      On the consumer side we picked up on a few trends. Nesting, Comfort Food, and Televisions.

      Nesting, is a term used to describe consumer behavior during retractions. As consumers cut discretionary spending, they gravitate toward home, where they tend to entertain in. This trend was first noticed after 9/11 and called “Nesting”. Yes, even manly men nest in their man caves.

      We also noticed a trend in restaurant food purchases and new menus. To keep people coming back, restaurants are cutting back on extravagance and curtailing menus. A poll of wholesale food distributors shows the purchase of Comfort Foods on the rise. Less expensive and easy to prepare, Comfort Food can be described as “Breakfast 24 hours a day” or “Mom's Cooking”. There is some fallout from all this. Waste lines will be expanding as these types of food stuffs tend to be fattening. We also see more family members home for dinner as reduction is expenses may include Jr's extra karate class.

      Television is inevitable and with 7 million households unprepared for the digital cut-over in February, TV sales or converter box sales will rise unless the FCC decides to put a hold on the cut-over since so few traditional off-air consumers are prepared. If they don't, the cut-over will fill electronics retailer's stores with with consumers on the prowl for a converter box or new LCD. Should make the holiday shopping season look like a slow day in March.

      My prediction for consumer behavior in Q1 2009 – Spending more time around the house entertaining or being entertained, gaining weight, and buying a small home gym or exercise equipment ,and a TC to watch while working off all those calories.

      Now if I could only invent the device that powers the TV from the treadmill. Hmmm.

      Tobias

    • Nisarat

      Great suggestions. Businesses should understand that great customer service is as persuasive as any advertising campaign.

    • Nisarat

      Great suggestions.

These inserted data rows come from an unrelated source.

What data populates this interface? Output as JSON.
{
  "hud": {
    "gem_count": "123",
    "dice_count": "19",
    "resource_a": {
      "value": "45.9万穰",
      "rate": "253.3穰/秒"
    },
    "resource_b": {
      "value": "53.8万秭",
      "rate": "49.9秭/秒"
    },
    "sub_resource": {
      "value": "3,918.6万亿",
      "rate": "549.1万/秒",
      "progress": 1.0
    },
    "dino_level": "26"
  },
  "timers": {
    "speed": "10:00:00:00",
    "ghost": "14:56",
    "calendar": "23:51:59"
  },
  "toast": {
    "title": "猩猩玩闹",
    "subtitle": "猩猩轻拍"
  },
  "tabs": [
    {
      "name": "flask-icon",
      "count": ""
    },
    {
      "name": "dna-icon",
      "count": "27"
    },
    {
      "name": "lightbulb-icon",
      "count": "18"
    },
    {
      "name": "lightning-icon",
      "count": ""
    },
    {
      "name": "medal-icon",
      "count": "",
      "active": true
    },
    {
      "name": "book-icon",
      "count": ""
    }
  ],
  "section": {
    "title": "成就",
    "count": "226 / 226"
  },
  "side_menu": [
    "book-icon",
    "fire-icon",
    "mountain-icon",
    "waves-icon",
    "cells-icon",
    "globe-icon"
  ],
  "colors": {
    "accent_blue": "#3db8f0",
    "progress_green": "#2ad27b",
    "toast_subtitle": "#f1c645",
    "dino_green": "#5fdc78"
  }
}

Businesses should understand that great customer service is as persuasive as any advertising campaign.